Limelight Launches Managed CDN Offering For Carriers, Is A Deal With F5 Next?
This evening, Limelight Networks announced their new managed CDN offering, called Limelight Deploy, aimed at helping telcos, carriers and service providers build and deploy CDN services inside their network. While this is a new product line for Limelight, they aren’t new to the carrier space and have already built out networks for Bell Canada, starting in 2009, and Asia’s largest telecom provider, Bharti Airtel in 2010. In what I think is related news, I have gotten a lot of calls today asking me about rumors people are hearing about F5 buying Limelight Networks. I have not heard any of those rumors, and it makes no sense, but my guess is that F5 may be working to license Limelight’s CDN technology the same way Juniper just licensed CDN technology from BitGravity. But that’s just a guess.
The licensed and managed CDN business has really been heating up over the past few months and is still dominated by EdgeCast who has the most carrier based licensed CDN deployments and re-sellers in the market. But unlike EdgeCast who simply licenses their software to carriers, Limelight’s approach it to actually help build and manage the CDN component of the carriers network with their professional services group. In conversations with Limelight, the company said carriers were asking for more hands-on help and Limelight’s goal is to help the carrier build and manage the network with the carrier eventually taking over 80% of the operation of the service on their own. This approach also allows network operators to get their CDN up and running much faster since they get to leverage Limelight’s expertise of running a network over the past ten years.
Customer’s who use Limelight’s Deploy solution are not required to have to re-sell or use Limelight’s off-net services, but that’s clearly an option if they want to. Limelight also said they have no desire to create a federation of CDNs, like EdgeCast has done, although nothing would stop Limelight’s customers from exchanging traffic amongst one another if they wanted to. Limelight said their Deploy offering will be offered worldwide and that they now have a dedicated team inside the company, focused just on their managed CDN offering.
There are two primary uses cases for a managed CDN and not ever customer is trying to “reduce their cost” like you hear people say. The first use case is a carrier that is looking to add CDN services and expand their product portfolio with products that are adjacent to services they already offer on their network, thereby increasing their revenue. The second use case relates to the network operators who have the eyeballs and are concerned with the volume of video being delivered over the last-mile to their customers. In this case, most of them are trying to control their costs, improve their quality of service (QoS) and create content services that will allow them monetize the video they are delivering. (think Xfinity) Limelight says that customers for their managed CDN offering range in size and could be asking for help to build out small deployments in the 10Gbps range to customers who have the desire to support 700Gbps within three years time. Not surprisingly, Limelight and all the managed and licensed CDN vendors I talk to say the biggest demand for these services comes from outside the U.S.

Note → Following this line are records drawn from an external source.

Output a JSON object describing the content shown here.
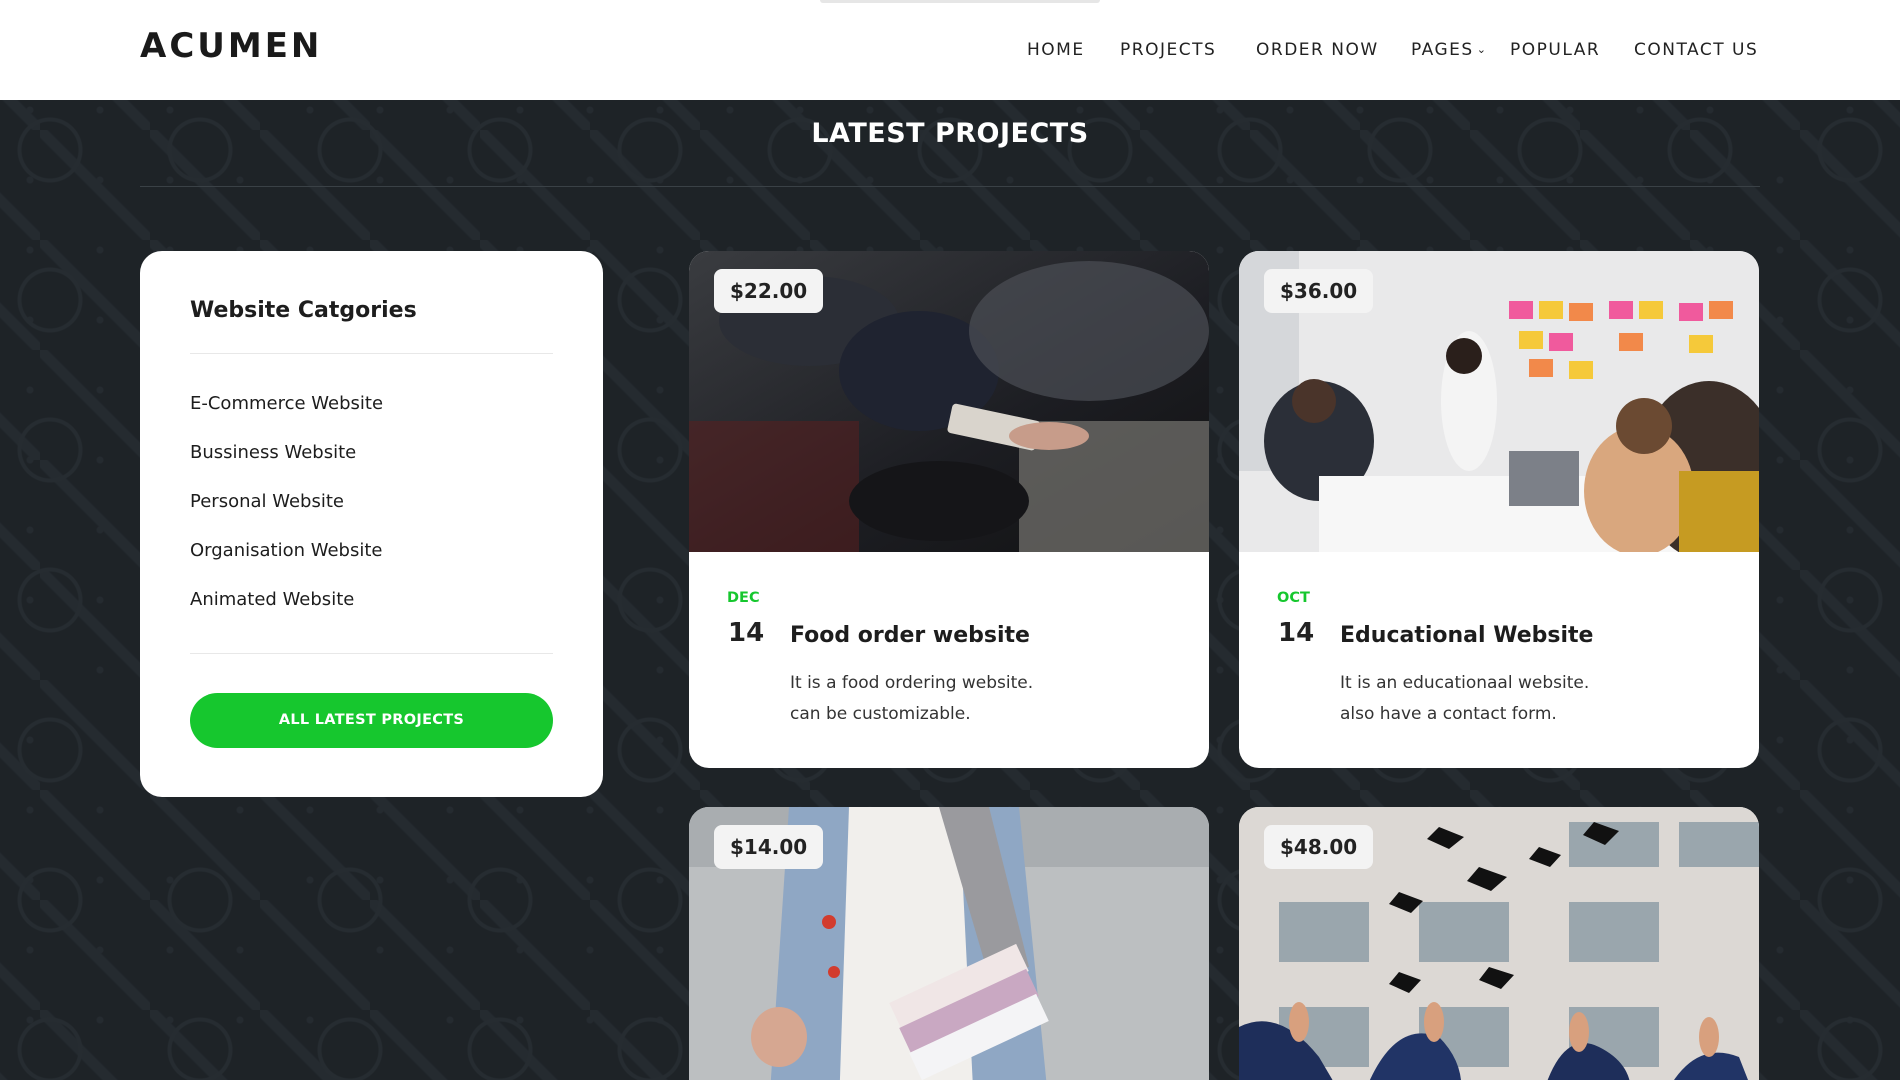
{
  "header": {
    "logo": "ACUMEN",
    "nav": [
      {
        "label": "HOME"
      },
      {
        "label": "PROJECTS"
      },
      {
        "label": "ORDER NOW"
      },
      {
        "label": "PAGES"
      },
      {
        "label": "POPULAR"
      },
      {
        "label": "CONTACT US"
      }
    ]
  },
  "section": {
    "title": "LATEST PROJECTS"
  },
  "sidebar": {
    "title": "Website Catgories",
    "categories": [
      "E-Commerce Website",
      "Bussiness Website",
      "Personal Website",
      "Organisation Website",
      "Animated Website"
    ],
    "button_label": "ALL LATEST PROJECTS"
  },
  "cards": [
    {
      "price": "$22.00",
      "month": "DEC",
      "day": "14",
      "title": "Food order website",
      "desc_line1": "It is a food ordering website.",
      "desc_line2": "can be customizable."
    },
    {
      "price": "$36.00",
      "month": "OCT",
      "day": "14",
      "title": "Educational Website",
      "desc_line1": "It is an educationaal website.",
      "desc_line2": "also have a contact form."
    },
    {
      "price": "$14.00"
    },
    {
      "price": "$48.00"
    }
  ],
  "colors": {
    "accent": "#16c72e",
    "background": "#1e2327",
    "header_bg": "#ffffff"
  }
}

The terms “licensed CDN” and “managed CDN” will probably start being used in the industry as if they are interchangeable, but they are really very different solutions. Right now, there are basically three different kinds of licensed, managed or carrier based CDN products in the market. EdgeCast, Jet-Stream and Aflexi offer software based licensed CDN services. Limelight Networks and Highwinds offer managed CDN services which go beyond a software license and vendors like Juniper and Cisco are or will offer carrier based CDN solutions that combine hardware with software, but won’t help the customer actually build the CDN. Alcatel-Lucent is also in the business, but is targeting MSOs more than carriers. Other vendors like Akamai have talked about a licensed CDN product but have not yet entered the market.
Limelight’s Deploy offering is somewhat unique in the market as their platform isn’t only focused on helping carriers build their own CDN for video delivery, but also for website and application acceleration services. EdgeCast also has this functionality in their application delivery network, which can also be licensed by carriers and it is expected this is what AT&T will license when they stop re-selling Cotendo once Akamai completes the acquisition of the company. Vendors like Juniper are focusing more on the video side, but then also offer a transparent caching component that some of the other managed and licensed CDN vendors don’t have. If you’re a bit confused by all of these different technologies, you’re not alone.
In the past two years, it’s my opinion that the CDN market has been pretty stagnant, with not a lot in the way of new services being offered in the market. The term “CDN” usually referred to the delivery of video content and small objects as a service based business, but that’s about to change. Content delivery products and offerings now encompass services like video delivery, licensed and managed CDN, dynamic site acceleration, front-end-optimization (something you will hear a lot more of soon), mobile content acceleration and a host of other services. These days, calling a product or a company a “CDN” offering, could mean a lot of very different things.
The CDN industry is starting to get really interesting again and we’re starting to see lots of new types of CDN services and products coming to the market. We’ll be covering all of these CDN technologies at the fourth annual Content Delivery Summit, taking place May 14th in NYC. You can come see these technologies in-action, talk to the carriers that are using them and hear about real-world deployments.